Entries from a dataset of interfaces
++++++++++

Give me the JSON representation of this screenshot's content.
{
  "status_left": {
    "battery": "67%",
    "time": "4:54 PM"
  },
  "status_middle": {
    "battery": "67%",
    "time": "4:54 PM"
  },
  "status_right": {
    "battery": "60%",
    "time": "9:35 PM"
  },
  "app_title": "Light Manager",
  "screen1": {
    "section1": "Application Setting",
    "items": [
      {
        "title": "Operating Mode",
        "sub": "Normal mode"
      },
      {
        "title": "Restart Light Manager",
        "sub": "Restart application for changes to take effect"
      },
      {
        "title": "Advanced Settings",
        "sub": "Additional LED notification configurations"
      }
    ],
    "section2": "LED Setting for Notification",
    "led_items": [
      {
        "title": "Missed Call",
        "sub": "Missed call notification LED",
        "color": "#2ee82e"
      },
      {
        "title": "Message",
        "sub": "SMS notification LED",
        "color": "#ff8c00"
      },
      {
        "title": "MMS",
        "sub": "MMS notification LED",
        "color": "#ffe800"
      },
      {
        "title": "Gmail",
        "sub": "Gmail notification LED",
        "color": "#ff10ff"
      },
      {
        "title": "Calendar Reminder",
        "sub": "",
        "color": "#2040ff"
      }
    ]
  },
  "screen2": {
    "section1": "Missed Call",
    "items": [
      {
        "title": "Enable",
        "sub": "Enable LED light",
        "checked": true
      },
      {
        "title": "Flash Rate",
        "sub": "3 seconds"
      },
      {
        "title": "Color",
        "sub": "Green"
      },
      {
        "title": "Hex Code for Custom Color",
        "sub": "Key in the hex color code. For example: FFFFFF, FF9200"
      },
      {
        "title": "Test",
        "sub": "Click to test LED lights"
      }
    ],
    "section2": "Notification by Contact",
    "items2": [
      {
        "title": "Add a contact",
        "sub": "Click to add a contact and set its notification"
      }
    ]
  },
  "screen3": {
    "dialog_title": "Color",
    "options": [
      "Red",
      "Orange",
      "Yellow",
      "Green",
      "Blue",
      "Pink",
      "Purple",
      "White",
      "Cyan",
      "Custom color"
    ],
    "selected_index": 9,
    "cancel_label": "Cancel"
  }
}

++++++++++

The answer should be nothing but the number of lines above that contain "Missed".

◆ Problem solution
3